Exercise inputs
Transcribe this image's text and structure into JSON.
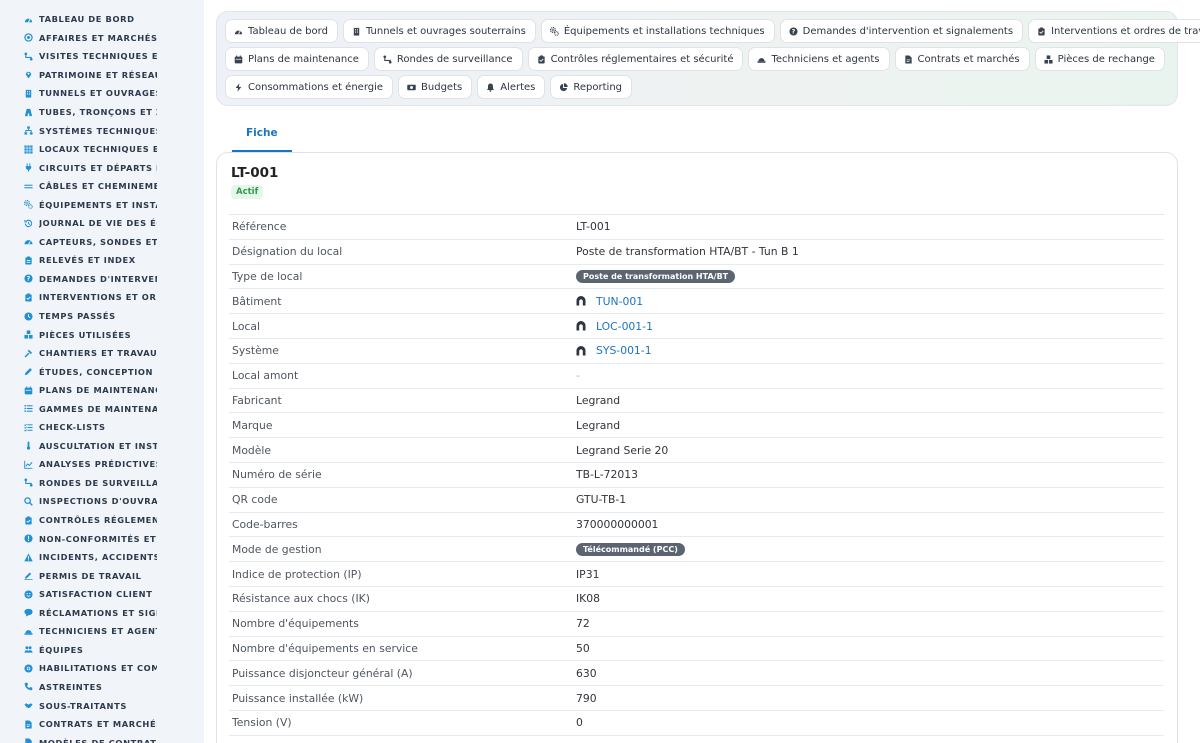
{
  "theme": {
    "accent": "#1a74c1",
    "icon_blue": "#1f8fd6",
    "active_green": "#2f9a4a",
    "pill_grey": "#5b6470"
  },
  "sidebar": {
    "items": [
      {
        "label": "TABLEAU DE BORD",
        "icon": "dashboard-icon"
      },
      {
        "label": "AFFAIRES ET MARCHÉS",
        "icon": "target-icon"
      },
      {
        "label": "VISITES TECHNIQUES ET",
        "icon": "route-icon"
      },
      {
        "label": "PATRIMOINE ET RÉSEAUX",
        "icon": "map-pin-icon"
      },
      {
        "label": "TUNNELS ET OUVRAGES",
        "icon": "building-icon"
      },
      {
        "label": "TUBES, TRONÇONS ET ZO",
        "icon": "road-icon"
      },
      {
        "label": "SYSTÈMES TECHNIQUES",
        "icon": "sitemap-icon"
      },
      {
        "label": "LOCAUX TECHNIQUES ET",
        "icon": "grid-icon"
      },
      {
        "label": "CIRCUITS ET DÉPARTS ÉL",
        "icon": "plug-icon"
      },
      {
        "label": "CÂBLES ET CHEMINEMEN",
        "icon": "lines-icon"
      },
      {
        "label": "ÉQUIPEMENTS ET INSTAL",
        "icon": "gears-icon"
      },
      {
        "label": "JOURNAL DE VIE DES ÉQ",
        "icon": "history-icon"
      },
      {
        "label": "CAPTEURS, SONDES ET C",
        "icon": "gauge-icon"
      },
      {
        "label": "RELEVÉS ET INDEX",
        "icon": "clipboard-icon"
      },
      {
        "label": "DEMANDES D'INTERVENT",
        "icon": "question-icon"
      },
      {
        "label": "INTERVENTIONS ET ORDI",
        "icon": "clipboard-check-icon"
      },
      {
        "label": "TEMPS PASSÉS",
        "icon": "clock-icon"
      },
      {
        "label": "PIÈCES UTILISÉES",
        "icon": "boxes-icon"
      },
      {
        "label": "CHANTIERS ET TRAVAUX",
        "icon": "hammer-icon"
      },
      {
        "label": "ÉTUDES, CONCEPTION ET",
        "icon": "pencil-ruler-icon"
      },
      {
        "label": "PLANS DE MAINTENANCE",
        "icon": "calendar-icon"
      },
      {
        "label": "GAMMES DE MAINTENAN",
        "icon": "list-icon"
      },
      {
        "label": "CHECK-LISTS",
        "icon": "checklist-icon"
      },
      {
        "label": "AUSCULTATION ET INSTR",
        "icon": "thermometer-icon"
      },
      {
        "label": "ANALYSES PRÉDICTIVES",
        "icon": "chart-line-icon"
      },
      {
        "label": "RONDES DE SURVEILLAN",
        "icon": "route-icon"
      },
      {
        "label": "INSPECTIONS D'OUVRAG",
        "icon": "magnifier-icon"
      },
      {
        "label": "CONTRÔLES RÉGLEMENT",
        "icon": "clipboard-check-icon"
      },
      {
        "label": "NON-CONFORMITÉS ET A",
        "icon": "alert-circle-icon"
      },
      {
        "label": "INCIDENTS, ACCIDENTS E",
        "icon": "warning-icon"
      },
      {
        "label": "PERMIS DE TRAVAIL",
        "icon": "signature-icon"
      },
      {
        "label": "SATISFACTION CLIENT",
        "icon": "smile-icon"
      },
      {
        "label": "RÉCLAMATIONS ET SIGNA",
        "icon": "comment-icon"
      },
      {
        "label": "TECHNICIENS ET AGENTS",
        "icon": "helmet-icon"
      },
      {
        "label": "ÉQUIPES",
        "icon": "users-icon"
      },
      {
        "label": "HABILITATIONS ET COMP",
        "icon": "certificate-icon"
      },
      {
        "label": "ASTREINTES",
        "icon": "phone-icon"
      },
      {
        "label": "SOUS-TRAITANTS",
        "icon": "handshake-icon"
      },
      {
        "label": "CONTRATS ET MARCHÉS",
        "icon": "file-contract-icon"
      },
      {
        "label": "MODÈLES DE CONTRATS",
        "icon": "file-icon"
      }
    ]
  },
  "shortcuts": {
    "row1": [
      {
        "label": "Tableau de bord",
        "icon": "dashboard-icon"
      },
      {
        "label": "Tunnels et ouvrages souterrains",
        "icon": "building-icon"
      },
      {
        "label": "Équipements et installations techniques",
        "icon": "gears-icon"
      },
      {
        "label": "Demandes d'intervention et signalements",
        "icon": "question-icon"
      },
      {
        "label": "Interventions et ordres de travail",
        "icon": "clipboard-check-icon"
      }
    ],
    "row2": [
      {
        "label": "Plans de maintenance",
        "icon": "calendar-icon"
      },
      {
        "label": "Rondes de surveillance",
        "icon": "route-icon"
      },
      {
        "label": "Contrôles réglementaires et sécurité",
        "icon": "clipboard-check-icon"
      },
      {
        "label": "Techniciens et agents",
        "icon": "helmet-icon"
      },
      {
        "label": "Contrats et marchés",
        "icon": "file-contract-icon"
      },
      {
        "label": "Pièces de rechange",
        "icon": "boxes-icon"
      }
    ],
    "row3": [
      {
        "label": "Consommations et énergie",
        "icon": "bolt-icon"
      },
      {
        "label": "Budgets",
        "icon": "money-icon"
      },
      {
        "label": "Alertes",
        "icon": "bell-icon"
      },
      {
        "label": "Reporting",
        "icon": "pie-chart-icon"
      }
    ]
  },
  "tabs": [
    {
      "label": "Fiche",
      "active": true
    }
  ],
  "record": {
    "title": "LT-001",
    "status": "Actif",
    "fields": [
      {
        "label": "Référence",
        "value": "LT-001",
        "kind": "text"
      },
      {
        "label": "Désignation du local",
        "value": "Poste de transformation HTA/BT - Tun B 1",
        "kind": "text"
      },
      {
        "label": "Type de local",
        "value": "Poste de transformation HTA/BT",
        "kind": "pill"
      },
      {
        "label": "Bâtiment",
        "value": "TUN-001",
        "kind": "link",
        "icon": "tunnel-icon"
      },
      {
        "label": "Local",
        "value": "LOC-001-1",
        "kind": "link",
        "icon": "tunnel-icon"
      },
      {
        "label": "Système",
        "value": "SYS-001-1",
        "kind": "link",
        "icon": "tunnel-icon"
      },
      {
        "label": "Local amont",
        "value": "-",
        "kind": "empty"
      },
      {
        "label": "Fabricant",
        "value": "Legrand",
        "kind": "text"
      },
      {
        "label": "Marque",
        "value": "Legrand",
        "kind": "text"
      },
      {
        "label": "Modèle",
        "value": "Legrand Serie 20",
        "kind": "text"
      },
      {
        "label": "Numéro de série",
        "value": "TB-L-72013",
        "kind": "text"
      },
      {
        "label": "QR code",
        "value": "GTU-TB-1",
        "kind": "text"
      },
      {
        "label": "Code-barres",
        "value": "370000000001",
        "kind": "text"
      },
      {
        "label": "Mode de gestion",
        "value": "Télécommandé (PCC)",
        "kind": "pill"
      },
      {
        "label": "Indice de protection (IP)",
        "value": "IP31",
        "kind": "text"
      },
      {
        "label": "Résistance aux chocs (IK)",
        "value": "IK08",
        "kind": "text"
      },
      {
        "label": "Nombre d'équipements",
        "value": "72",
        "kind": "text"
      },
      {
        "label": "Nombre d'équipements en service",
        "value": "50",
        "kind": "text"
      },
      {
        "label": "Puissance disjoncteur général (A)",
        "value": "630",
        "kind": "text"
      },
      {
        "label": "Puissance installée (kW)",
        "value": "790",
        "kind": "text"
      },
      {
        "label": "Tension (V)",
        "value": "0",
        "kind": "text"
      }
    ]
  }
}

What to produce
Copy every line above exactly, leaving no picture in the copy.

Finished exercise
Transcribe this image's text and structure into JSON.
{
  "theme": {
    "accent": "#1a74c1",
    "icon_blue": "#1f8fd6",
    "active_green": "#2f9a4a",
    "pill_grey": "#5b6470"
  },
  "sidebar": {
    "items": [
      {
        "label": "TABLEAU DE BORD",
        "icon": "dashboard-icon"
      },
      {
        "label": "AFFAIRES ET MARCHÉS",
        "icon": "target-icon"
      },
      {
        "label": "VISITES TECHNIQUES ET",
        "icon": "route-icon"
      },
      {
        "label": "PATRIMOINE ET RÉSEAUX",
        "icon": "map-pin-icon"
      },
      {
        "label": "TUNNELS ET OUVRAGES",
        "icon": "building-icon"
      },
      {
        "label": "TUBES, TRONÇONS ET ZO",
        "icon": "road-icon"
      },
      {
        "label": "SYSTÈMES TECHNIQUES",
        "icon": "sitemap-icon"
      },
      {
        "label": "LOCAUX TECHNIQUES ET",
        "icon": "grid-icon"
      },
      {
        "label": "CIRCUITS ET DÉPARTS ÉL",
        "icon": "plug-icon"
      },
      {
        "label": "CÂBLES ET CHEMINEMEN",
        "icon": "lines-icon"
      },
      {
        "label": "ÉQUIPEMENTS ET INSTAL",
        "icon": "gears-icon"
      },
      {
        "label": "JOURNAL DE VIE DES ÉQ",
        "icon": "history-icon"
      },
      {
        "label": "CAPTEURS, SONDES ET C",
        "icon": "gauge-icon"
      },
      {
        "label": "RELEVÉS ET INDEX",
        "icon": "clipboard-icon"
      },
      {
        "label": "DEMANDES D'INTERVENT",
        "icon": "question-icon"
      },
      {
        "label": "INTERVENTIONS ET ORDI",
        "icon": "clipboard-check-icon"
      },
      {
        "label": "TEMPS PASSÉS",
        "icon": "clock-icon"
      },
      {
        "label": "PIÈCES UTILISÉES",
        "icon": "boxes-icon"
      },
      {
        "label": "CHANTIERS ET TRAVAUX",
        "icon": "hammer-icon"
      },
      {
        "label": "ÉTUDES, CONCEPTION ET",
        "icon": "pencil-ruler-icon"
      },
      {
        "label": "PLANS DE MAINTENANCE",
        "icon": "calendar-icon"
      },
      {
        "label": "GAMMES DE MAINTENAN",
        "icon": "list-icon"
      },
      {
        "label": "CHECK-LISTS",
        "icon": "checklist-icon"
      },
      {
        "label": "AUSCULTATION ET INSTR",
        "icon": "thermometer-icon"
      },
      {
        "label": "ANALYSES PRÉDICTIVES",
        "icon": "chart-line-icon"
      },
      {
        "label": "RONDES DE SURVEILLAN",
        "icon": "route-icon"
      },
      {
        "label": "INSPECTIONS D'OUVRAG",
        "icon": "magnifier-icon"
      },
      {
        "label": "CONTRÔLES RÉGLEMENT",
        "icon": "clipboard-check-icon"
      },
      {
        "label": "NON-CONFORMITÉS ET A",
        "icon": "alert-circle-icon"
      },
      {
        "label": "INCIDENTS, ACCIDENTS E",
        "icon": "warning-icon"
      },
      {
        "label": "PERMIS DE TRAVAIL",
        "icon": "signature-icon"
      },
      {
        "label": "SATISFACTION CLIENT",
        "icon": "smile-icon"
      },
      {
        "label": "RÉCLAMATIONS ET SIGNA",
        "icon": "comment-icon"
      },
      {
        "label": "TECHNICIENS ET AGENTS",
        "icon": "helmet-icon"
      },
      {
        "label": "ÉQUIPES",
        "icon": "users-icon"
      },
      {
        "label": "HABILITATIONS ET COMP",
        "icon": "certificate-icon"
      },
      {
        "label": "ASTREINTES",
        "icon": "phone-icon"
      },
      {
        "label": "SOUS-TRAITANTS",
        "icon": "handshake-icon"
      },
      {
        "label": "CONTRATS ET MARCHÉS",
        "icon": "file-contract-icon"
      },
      {
        "label": "MODÈLES DE CONTRATS",
        "icon": "file-icon"
      }
    ]
  },
  "shortcuts": {
    "row1": [
      {
        "label": "Tableau de bord",
        "icon": "dashboard-icon"
      },
      {
        "label": "Tunnels et ouvrages souterrains",
        "icon": "building-icon"
      },
      {
        "label": "Équipements et installations techniques",
        "icon": "gears-icon"
      },
      {
        "label": "Demandes d'intervention et signalements",
        "icon": "question-icon"
      },
      {
        "label": "Interventions et ordres de travail",
        "icon": "clipboard-check-icon"
      }
    ],
    "row2": [
      {
        "label": "Plans de maintenance",
        "icon": "calendar-icon"
      },
      {
        "label": "Rondes de surveillance",
        "icon": "route-icon"
      },
      {
        "label": "Contrôles réglementaires et sécurité",
        "icon": "clipboard-check-icon"
      },
      {
        "label": "Techniciens et agents",
        "icon": "helmet-icon"
      },
      {
        "label": "Contrats et marchés",
        "icon": "file-contract-icon"
      },
      {
        "label": "Pièces de rechange",
        "icon": "boxes-icon"
      }
    ],
    "row3": [
      {
        "label": "Consommations et énergie",
        "icon": "bolt-icon"
      },
      {
        "label": "Budgets",
        "icon": "money-icon"
      },
      {
        "label": "Alertes",
        "icon": "bell-icon"
      },
      {
        "label": "Reporting",
        "icon": "pie-chart-icon"
      }
    ]
  },
  "tabs": [
    {
      "label": "Fiche",
      "active": true
    }
  ],
  "record": {
    "title": "LT-001",
    "status": "Actif",
    "fields": [
      {
        "label": "Référence",
        "value": "LT-001",
        "kind": "text"
      },
      {
        "label": "Désignation du local",
        "value": "Poste de transformation HTA/BT - Tun B 1",
        "kind": "text"
      },
      {
        "label": "Type de local",
        "value": "Poste de transformation HTA/BT",
        "kind": "pill"
      },
      {
        "label": "Bâtiment",
        "value": "TUN-001",
        "kind": "link",
        "icon": "tunnel-icon"
      },
      {
        "label": "Local",
        "value": "LOC-001-1",
        "kind": "link",
        "icon": "tunnel-icon"
      },
      {
        "label": "Système",
        "value": "SYS-001-1",
        "kind": "link",
        "icon": "tunnel-icon"
      },
      {
        "label": "Local amont",
        "value": "-",
        "kind": "empty"
      },
      {
        "label": "Fabricant",
        "value": "Legrand",
        "kind": "text"
      },
      {
        "label": "Marque",
        "value": "Legrand",
        "kind": "text"
      },
      {
        "label": "Modèle",
        "value": "Legrand Serie 20",
        "kind": "text"
      },
      {
        "label": "Numéro de série",
        "value": "TB-L-72013",
        "kind": "text"
      },
      {
        "label": "QR code",
        "value": "GTU-TB-1",
        "kind": "text"
      },
      {
        "label": "Code-barres",
        "value": "370000000001",
        "kind": "text"
      },
      {
        "label": "Mode de gestion",
        "value": "Télécommandé (PCC)",
        "kind": "pill"
      },
      {
        "label": "Indice de protection (IP)",
        "value": "IP31",
        "kind": "text"
      },
      {
        "label": "Résistance aux chocs (IK)",
        "value": "IK08",
        "kind": "text"
      },
      {
        "label": "Nombre d'équipements",
        "value": "72",
        "kind": "text"
      },
      {
        "label": "Nombre d'équipements en service",
        "value": "50",
        "kind": "text"
      },
      {
        "label": "Puissance disjoncteur général (A)",
        "value": "630",
        "kind": "text"
      },
      {
        "label": "Puissance installée (kW)",
        "value": "790",
        "kind": "text"
      },
      {
        "label": "Tension (V)",
        "value": "0",
        "kind": "text"
      }
    ]
  }
}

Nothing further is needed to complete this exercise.